Leo Varadkar warns global leaders against agreements with a UK Government 'that doesn’t necessarily keep its word'

Tánaiste Leo Varadkar. Picture by Brian Lawless/PA Wire
Tánaiste Leo Varadkar. Picture by Brian Lawless/PA Wire

Tánaiste Leo Varadkar has warned political leaders not to enter any agreements with the British Government until they are confident it will keep its promises.

Leo Varadkar was speaking after Dominic Cummings indicated the British Government never planned to stick to the Brexit deal.

Boris Johnson’s former adviser claimed the UK Government always intended to “ditch” the Northern Ireland Protocol.

Mr Cummings said in a series of tweets that he had planned to get the prime minister to “ditch the bits we didn’t like” after beating Labour in the 2019 general election.

The Tánaiste told RTÉ Morning Ireland: “I saw those comments; I hope Dominic Cummings is speaking for himself and not for the British Government.

“But those comments are very alarming because that would indicate that this is a government, an administration, that acted in bad faith and that message needs to be heard around the world.

“If the British Government doesn’t honour its agreements, it doesn’t adhere to treaties it signs, that must apply to everyone else too.
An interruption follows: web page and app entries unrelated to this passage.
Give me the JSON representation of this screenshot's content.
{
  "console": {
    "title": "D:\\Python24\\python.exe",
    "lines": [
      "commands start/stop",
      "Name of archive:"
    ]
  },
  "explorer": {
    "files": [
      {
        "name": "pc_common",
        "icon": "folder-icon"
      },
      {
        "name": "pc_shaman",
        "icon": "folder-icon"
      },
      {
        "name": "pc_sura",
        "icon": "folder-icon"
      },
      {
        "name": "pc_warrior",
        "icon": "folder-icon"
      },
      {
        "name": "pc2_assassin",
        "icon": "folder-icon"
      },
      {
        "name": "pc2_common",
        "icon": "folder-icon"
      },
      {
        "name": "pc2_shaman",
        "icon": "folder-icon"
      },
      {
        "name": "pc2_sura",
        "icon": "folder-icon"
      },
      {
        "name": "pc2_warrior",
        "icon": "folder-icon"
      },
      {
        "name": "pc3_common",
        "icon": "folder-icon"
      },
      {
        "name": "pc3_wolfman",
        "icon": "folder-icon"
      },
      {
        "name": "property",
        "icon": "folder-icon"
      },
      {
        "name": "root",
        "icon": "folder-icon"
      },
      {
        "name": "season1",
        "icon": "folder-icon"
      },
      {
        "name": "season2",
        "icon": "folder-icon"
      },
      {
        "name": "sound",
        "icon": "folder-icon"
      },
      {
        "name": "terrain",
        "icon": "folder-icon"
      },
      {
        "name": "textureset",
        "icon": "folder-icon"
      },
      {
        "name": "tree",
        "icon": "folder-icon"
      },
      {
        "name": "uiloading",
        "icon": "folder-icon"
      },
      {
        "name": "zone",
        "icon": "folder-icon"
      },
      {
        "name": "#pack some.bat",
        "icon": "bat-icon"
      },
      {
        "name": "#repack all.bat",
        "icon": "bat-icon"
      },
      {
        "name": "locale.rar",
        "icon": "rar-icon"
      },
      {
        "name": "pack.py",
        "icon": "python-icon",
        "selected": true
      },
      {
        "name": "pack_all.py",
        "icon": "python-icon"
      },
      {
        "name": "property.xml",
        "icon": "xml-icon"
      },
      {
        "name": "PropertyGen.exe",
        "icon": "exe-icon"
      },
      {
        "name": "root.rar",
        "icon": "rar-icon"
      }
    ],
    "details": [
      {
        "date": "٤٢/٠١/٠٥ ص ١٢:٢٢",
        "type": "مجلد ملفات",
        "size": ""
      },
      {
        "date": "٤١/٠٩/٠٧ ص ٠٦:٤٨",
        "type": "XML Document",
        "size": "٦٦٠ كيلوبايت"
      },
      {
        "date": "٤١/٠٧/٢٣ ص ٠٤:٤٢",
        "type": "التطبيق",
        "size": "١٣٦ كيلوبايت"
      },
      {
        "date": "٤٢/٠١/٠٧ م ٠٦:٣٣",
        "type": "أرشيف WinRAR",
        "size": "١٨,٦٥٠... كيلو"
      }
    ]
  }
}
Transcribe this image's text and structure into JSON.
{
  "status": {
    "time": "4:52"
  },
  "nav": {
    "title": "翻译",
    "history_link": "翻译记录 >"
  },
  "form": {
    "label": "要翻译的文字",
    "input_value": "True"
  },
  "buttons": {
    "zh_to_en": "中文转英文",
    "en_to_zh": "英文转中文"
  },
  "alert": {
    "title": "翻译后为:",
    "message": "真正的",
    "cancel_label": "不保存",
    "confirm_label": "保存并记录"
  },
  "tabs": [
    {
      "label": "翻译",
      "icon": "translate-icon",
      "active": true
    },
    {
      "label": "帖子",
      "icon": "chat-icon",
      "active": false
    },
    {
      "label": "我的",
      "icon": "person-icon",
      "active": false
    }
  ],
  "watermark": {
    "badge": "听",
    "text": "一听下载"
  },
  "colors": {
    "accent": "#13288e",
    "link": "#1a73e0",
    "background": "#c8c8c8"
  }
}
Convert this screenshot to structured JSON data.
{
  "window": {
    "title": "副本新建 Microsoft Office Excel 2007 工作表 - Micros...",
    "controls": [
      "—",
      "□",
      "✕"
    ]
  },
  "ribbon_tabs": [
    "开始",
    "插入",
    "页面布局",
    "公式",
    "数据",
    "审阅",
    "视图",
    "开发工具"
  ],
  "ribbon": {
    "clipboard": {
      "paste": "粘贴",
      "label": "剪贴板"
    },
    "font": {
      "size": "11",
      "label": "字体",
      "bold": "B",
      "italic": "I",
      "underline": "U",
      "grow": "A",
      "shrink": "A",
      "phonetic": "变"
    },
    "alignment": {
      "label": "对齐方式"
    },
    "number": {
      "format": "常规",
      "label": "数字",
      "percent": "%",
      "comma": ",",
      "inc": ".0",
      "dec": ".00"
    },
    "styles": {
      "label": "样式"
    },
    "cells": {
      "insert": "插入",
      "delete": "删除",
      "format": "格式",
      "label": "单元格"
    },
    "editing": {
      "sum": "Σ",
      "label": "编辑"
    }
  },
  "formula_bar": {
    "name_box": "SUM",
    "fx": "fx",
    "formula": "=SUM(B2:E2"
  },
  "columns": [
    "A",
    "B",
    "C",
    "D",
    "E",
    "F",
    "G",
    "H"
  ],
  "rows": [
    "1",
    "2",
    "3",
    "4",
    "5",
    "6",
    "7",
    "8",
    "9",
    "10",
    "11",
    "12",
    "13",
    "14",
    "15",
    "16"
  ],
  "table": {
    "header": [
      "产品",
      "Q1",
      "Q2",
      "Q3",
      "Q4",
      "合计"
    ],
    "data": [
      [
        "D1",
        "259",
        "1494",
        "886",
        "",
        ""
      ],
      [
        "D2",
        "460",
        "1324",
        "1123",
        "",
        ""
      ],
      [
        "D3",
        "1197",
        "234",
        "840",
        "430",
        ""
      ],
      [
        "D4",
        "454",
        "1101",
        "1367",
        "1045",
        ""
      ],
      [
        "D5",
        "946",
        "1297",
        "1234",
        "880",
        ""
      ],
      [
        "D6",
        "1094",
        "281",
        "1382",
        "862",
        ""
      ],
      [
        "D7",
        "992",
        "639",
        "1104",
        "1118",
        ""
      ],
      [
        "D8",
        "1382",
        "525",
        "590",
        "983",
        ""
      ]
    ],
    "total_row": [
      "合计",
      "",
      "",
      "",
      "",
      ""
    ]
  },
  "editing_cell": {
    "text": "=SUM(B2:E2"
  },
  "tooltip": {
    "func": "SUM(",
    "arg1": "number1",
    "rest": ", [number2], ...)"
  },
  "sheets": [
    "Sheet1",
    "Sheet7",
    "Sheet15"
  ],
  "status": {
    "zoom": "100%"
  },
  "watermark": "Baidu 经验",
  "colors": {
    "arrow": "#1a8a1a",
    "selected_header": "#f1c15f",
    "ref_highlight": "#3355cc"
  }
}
“At the moment they’re going around the world, they’re trying to negotiate new trade agreements… Surely the message must go out to all countries around the world that this is a British Government that doesn’t necessarily keep its word and doesn’t necessarily honour the agreements it makes.

“And you shouldn’t make any agreements with them until such time as you’re confident that they keep their promises, and honour things, for example, like the protocol.”

It comes as the EU is set to outline a range of proposals aimed at resolving the political stand-off over the protocol.

European Commission vice-president Maros Sefcovic has promised the measures will be “very far-reaching” and address issues over the movement of agri-food goods and medicines across the Irish Sea.

The proposals are expected to significantly reduce the number of checks required on goods being shipped into Northern Ireland from the rest of the UK.

Irish Foreign Affairs Minister Simon Coveney said the EU has listened to Northern Ireland and will announce “far-reaching proposals” to respond to “very real concerns” about the protocol.

He tweeted: “I hope today can be a day to improve relations with NI business and Unionist community in particular. EU making a big effort here.”